LIVE UPDATES: President Vladimir Putin has signed a law raising the pension age for officials from 60 to 65 for men and from 55 to 63 for women.
Welcome to our column, Russia Update, where we will be closely following day-to-day developments in Russia, including the Russian government’s foreign and domestic policies.
The previous issue is here.
Recent Analysis and Translations:
– NATO Got Nothing From Conceding To Russia In the Past, Why Should It Cave To The Kremlin Now?
– Who is Hacking the Russian Opposition and State Media Officials — and How?
– Does it Matter if the Russian Opposition Stays United?
– Russian Foreign Minister Lavrov Has Invented A Version Of History To Meet His Needs
– Getting The News From Chechnya â The Crackdown On Free Press You May Have Missed
“I was walking along [the platform] at the Lubyanka [metro station] when I saw a portrait of Stalin glued on the wall. Since he is a criminal, I tore it down.”
Gandlevsky was taken away to a glass police booth inside the metro and told he would be jailed for “vandalism and petty hooliganism.” He said police were rude and used the “ty” [familiar] form of address in Russian.
Translation: Oohhh! At the Arbatskaya station, piece of plaster in the form of Crimea appeared and a mosaic with Stalin has been exposed.
As a prominent blogger Aleksandr Popov explained later, in fact the Stalin image was originally placed in the metro in a mosaic when it was built in the 1940s, but when the “cult of personality” was denounced by Nikita Khrushchev in 1956, officials plastered over Stalin’s portrait with a design. Then someone decided to cut the plaster out in the shape of Crimea to reveal Stalin’s face.
The management of the Moscow metro had no comment, said Moskovsky Komsomolets.
Then posters of Stalin appeared in the metro apparently related to preparations for the May 9th Victory Day celebration.
— Catherine A. Fitzpatrick
Translation: I came home, the door to the apartment was broken, things were taken out, and “filth” written on the mirror.
Zotova’s husband Dadin was sentenced last year for protesting multiple times on behalf of anti-corruption campaigner Alexey Navalny, and his brother Oleg, not active in politics but punished in retribution for Alexey’s criticism of the regime.
His case as the first under a new law providing stiffer punishment for repeat offenders seemed to usher in an era of even greater penalties for opposition activism.
Peter Shrank made a cartoon circulated by activists showing the Kremlin tower throwing the shadow of a Gulag labor camp watchtower.
In an interview with Meduza, Zotova said she left home at 1:30 pm, then returned around 8 pm to get a laptop, only to find “a total pogrom” with all her things pulled out of drawers and closets and several tens of thousands of rubles missing.

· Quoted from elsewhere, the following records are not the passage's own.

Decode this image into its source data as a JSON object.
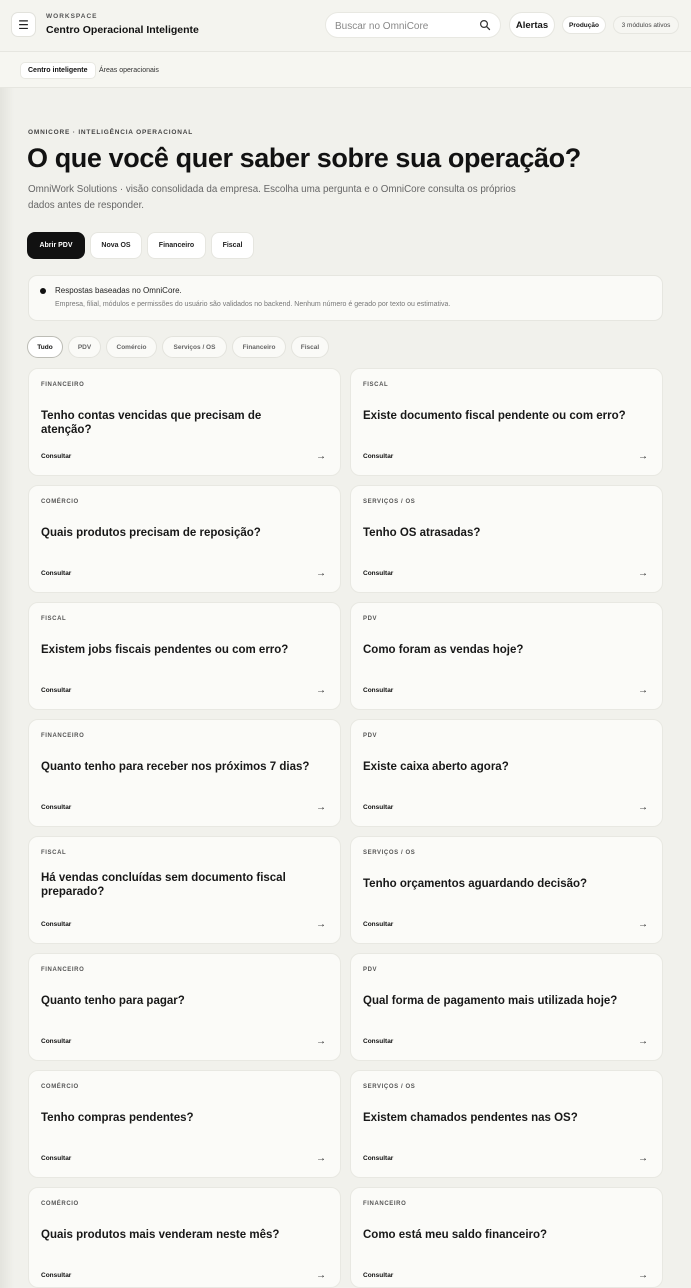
{
  "header": {
    "menu_icon": "hamburger-icon",
    "workspace_label": "WORKSPACE",
    "workspace_title": "Centro Operacional Inteligente",
    "search_placeholder": "Buscar no OmniCore",
    "alerts_label": "Alertas",
    "environment_label": "Produção",
    "modules_label": "3 módulos ativos"
  },
  "subnav": {
    "items": [
      "Centro inteligente",
      "Áreas operacionais"
    ]
  },
  "hero": {
    "eyebrow": "OMNICORE · INTELIGÊNCIA OPERACIONAL",
    "title": "O que você quer saber sobre sua operação?",
    "description": "OmniWork Solutions · visão consolidada da empresa. Escolha uma pergunta e o OmniCore consulta os próprios dados antes de responder.",
    "actions": [
      "Abrir PDV",
      "Nova OS",
      "Financeiro",
      "Fiscal"
    ]
  },
  "info": {
    "title": "Respostas baseadas no OmniCore.",
    "text": "Empresa, filial, módulos e permissões do usuário são validados no backend. Nenhum número é gerado por texto ou estimativa."
  },
  "filters": [
    "Tudo",
    "PDV",
    "Comércio",
    "Serviços / OS",
    "Financeiro",
    "Fiscal"
  ],
  "cards": {
    "cta": "Consultar",
    "arrow": "→",
    "items": [
      {
        "category": "FINANCEIRO",
        "question": "Tenho contas vencidas que precisam de atenção?"
      },
      {
        "category": "FISCAL",
        "question": "Existe documento fiscal pendente ou com erro?"
      },
      {
        "category": "COMÉRCIO",
        "question": "Quais produtos precisam de reposição?"
      },
      {
        "category": "SERVIÇOS / OS",
        "question": "Tenho OS atrasadas?"
      },
      {
        "category": "FISCAL",
        "question": "Existem jobs fiscais pendentes ou com erro?"
      },
      {
        "category": "PDV",
        "question": "Como foram as vendas hoje?"
      },
      {
        "category": "FINANCEIRO",
        "question": "Quanto tenho para receber nos próximos 7 dias?"
      },
      {
        "category": "PDV",
        "question": "Existe caixa aberto agora?"
      },
      {
        "category": "FISCAL",
        "question": "Há vendas concluídas sem documento fiscal preparado?"
      },
      {
        "category": "SERVIÇOS / OS",
        "question": "Tenho orçamentos aguardando decisão?"
      },
      {
        "category": "FINANCEIRO",
        "question": "Quanto tenho para pagar?"
      },
      {
        "category": "PDV",
        "question": "Qual forma de pagamento mais utilizada hoje?"
      },
      {
        "category": "COMÉRCIO",
        "question": "Tenho compras pendentes?"
      },
      {
        "category": "SERVIÇOS / OS",
        "question": "Existem chamados pendentes nas OS?"
      },
      {
        "category": "COMÉRCIO",
        "question": "Quais produtos mais venderam neste mês?"
      },
      {
        "category": "FINANCEIRO",
        "question": "Como está meu saldo financeiro?"
      }
    ]
  }
}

But the deliberate trashing of her home, a five-story building on Smolensky Blvd, and the scrawl on the mirror in lipstick seemed to indicate it was a political attack, not an ordinary robbery.

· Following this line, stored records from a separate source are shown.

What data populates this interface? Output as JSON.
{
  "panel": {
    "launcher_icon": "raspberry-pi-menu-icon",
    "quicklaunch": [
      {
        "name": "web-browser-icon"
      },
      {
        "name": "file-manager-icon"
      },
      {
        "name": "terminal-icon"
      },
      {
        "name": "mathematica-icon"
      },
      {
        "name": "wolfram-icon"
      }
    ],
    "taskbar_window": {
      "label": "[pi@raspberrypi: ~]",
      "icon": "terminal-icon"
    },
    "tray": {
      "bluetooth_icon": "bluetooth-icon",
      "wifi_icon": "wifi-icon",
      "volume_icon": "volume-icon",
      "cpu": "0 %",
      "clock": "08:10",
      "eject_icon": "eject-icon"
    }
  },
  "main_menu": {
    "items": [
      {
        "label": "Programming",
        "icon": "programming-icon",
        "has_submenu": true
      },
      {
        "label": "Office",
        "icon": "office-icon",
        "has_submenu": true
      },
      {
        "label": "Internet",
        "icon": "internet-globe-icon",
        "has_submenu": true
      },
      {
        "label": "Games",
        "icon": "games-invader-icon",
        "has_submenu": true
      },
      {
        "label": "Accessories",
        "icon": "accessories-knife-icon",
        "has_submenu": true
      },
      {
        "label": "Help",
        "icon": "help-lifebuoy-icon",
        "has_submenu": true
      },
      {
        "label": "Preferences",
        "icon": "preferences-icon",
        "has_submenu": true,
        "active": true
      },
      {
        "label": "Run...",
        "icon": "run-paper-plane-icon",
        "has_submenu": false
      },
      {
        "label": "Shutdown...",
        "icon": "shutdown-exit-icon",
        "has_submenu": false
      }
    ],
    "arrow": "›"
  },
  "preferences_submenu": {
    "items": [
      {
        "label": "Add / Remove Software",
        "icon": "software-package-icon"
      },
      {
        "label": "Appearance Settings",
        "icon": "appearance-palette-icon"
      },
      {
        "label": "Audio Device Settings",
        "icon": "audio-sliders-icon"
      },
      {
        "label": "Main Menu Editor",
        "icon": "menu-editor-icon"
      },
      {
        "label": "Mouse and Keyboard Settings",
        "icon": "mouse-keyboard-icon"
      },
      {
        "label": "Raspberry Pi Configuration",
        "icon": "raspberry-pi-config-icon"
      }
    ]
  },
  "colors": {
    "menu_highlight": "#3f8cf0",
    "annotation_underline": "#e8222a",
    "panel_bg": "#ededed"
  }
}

Zotova has been actively campaigning for her husband, and against the criminal code article that enforces harsher penalties.
Translation: These leaflets for the freedom of Ildar will go this evening to the human rights conference in Oslo [the Freedom Forum].

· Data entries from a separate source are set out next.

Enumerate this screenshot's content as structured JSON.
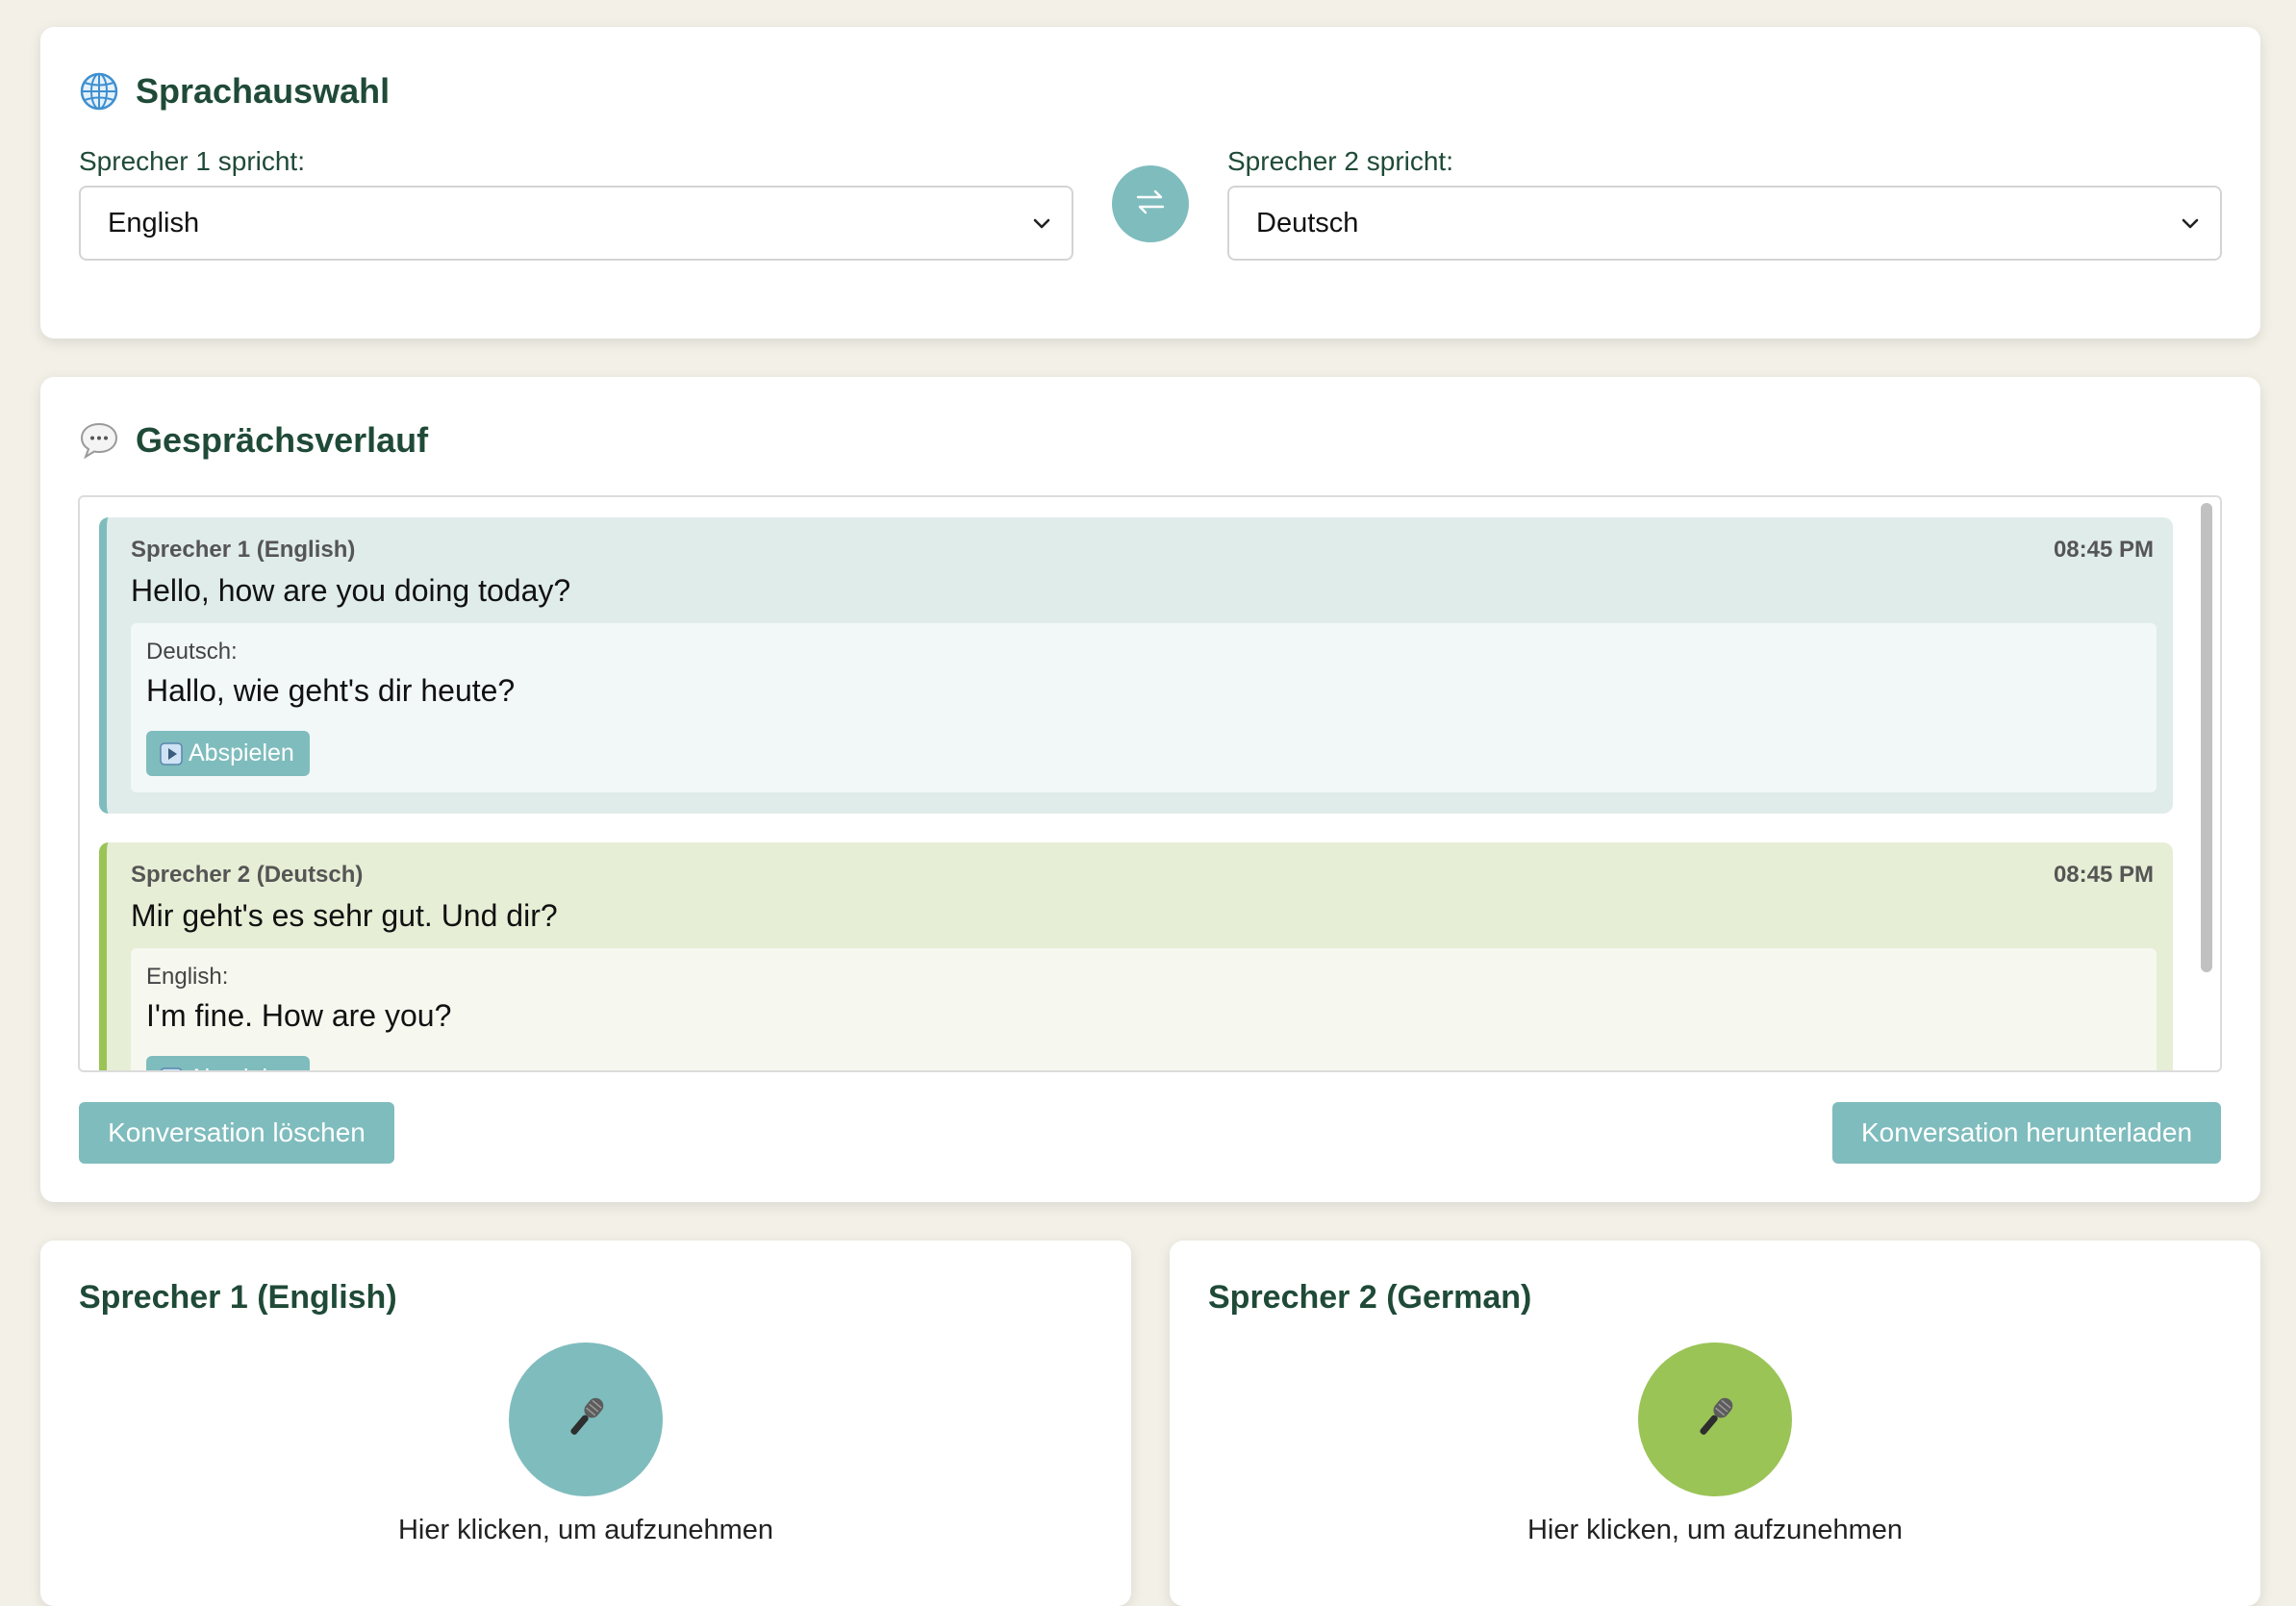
{
  "language_section": {
    "title": "Sprachauswahl",
    "icon": "globe-icon",
    "speaker1_label": "Sprecher 1 spricht:",
    "speaker1_value": "English",
    "speaker2_label": "Sprecher 2 spricht:",
    "speaker2_value": "Deutsch",
    "swap_icon": "swap-arrows-icon"
  },
  "history_section": {
    "title": "Gesprächsverlauf",
    "icon": "speech-bubble-icon",
    "messages": [
      {
        "speaker": "Sprecher 1 (English)",
        "time": "08:45 PM",
        "original": "Hello, how are you doing today?",
        "translation_language": "Deutsch:",
        "translation": "Hallo, wie geht's dir heute?",
        "play_label": "Abspielen"
      },
      {
        "speaker": "Sprecher 2 (Deutsch)",
        "time": "08:45 PM",
        "original": "Mir geht's es sehr gut. Und dir?",
        "translation_language": "English:",
        "translation": "I'm fine. How are you?",
        "play_label": "Abspielen"
      }
    ],
    "clear_label": "Konversation löschen",
    "download_label": "Konversation herunterladen"
  },
  "speaker_panels": [
    {
      "title": "Sprecher 1 (English)",
      "hint": "Hier klicken, um aufzunehmen",
      "color": "#7fbcbd",
      "icon": "microphone-icon"
    },
    {
      "title": "Sprecher 2 (German)",
      "hint": "Hier klicken, um aufzunehmen",
      "color": "#9ac456",
      "icon": "microphone-icon"
    }
  ],
  "colors": {
    "accent": "#7fbcbd",
    "accent_green": "#9ac456",
    "heading": "#1f4a38",
    "background": "#f2f0e7"
  }
}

— Catherine A. Fitzpatrick
Kommersant reported that payment of pensions for government workers does not come out of the Pension Fund but the state budget. That does not mean that there will necessarily be a raise of pensions for all workers, although that measure is being discussed and is recommended by economist Aleksey Kudrin, recently brought back as a government adviser. Kommersant believes the raise of the bureaucrats’ pension age will prompt a broader discussion about raising the age for everyone.
According to RIA Novosti, however, which obtained materials related to the Ministry’s report this week, Economic Minister Aleksei Ulyukayev plans to propose raising the pension age for all Russians at a meeting of the Presidential Economic Council tomorrow, May 25. A document says that raising the pension age would be done “not only to balance the pension system” but to “prolong the period of productive life of future pensioners” and also “lower the deficit of labor resources on the market.”
This document also noted that Russia would lose 200,000 to 300,000 active workers per year unless they raised the pension age. The Ministry also admitted that it would be “impossible” for Russia to return to its one-time growth of 5-7% a year, even if oil returns to $50/barrel. (It’s now at about $48).
Olga Golodets, the vice premier for social and labor issues, had earlier said that media reports of a “deficit” in the pension fund were a “myth” and also denied that the government would be raising the pension age.
Finance Minister Anton Siluanov has advised Russians to save for their own pensions.
Meanwhile, Prime Minister Dmitry Medvedev, on a trip to Russian-occupied Crimea, told Crimean residents who complained about their small pensions that they would not be seeing indexes to inflation, Interfax reported.
In Russia, 68% of males live to reach pension age and 86% of females, says proforex.ru.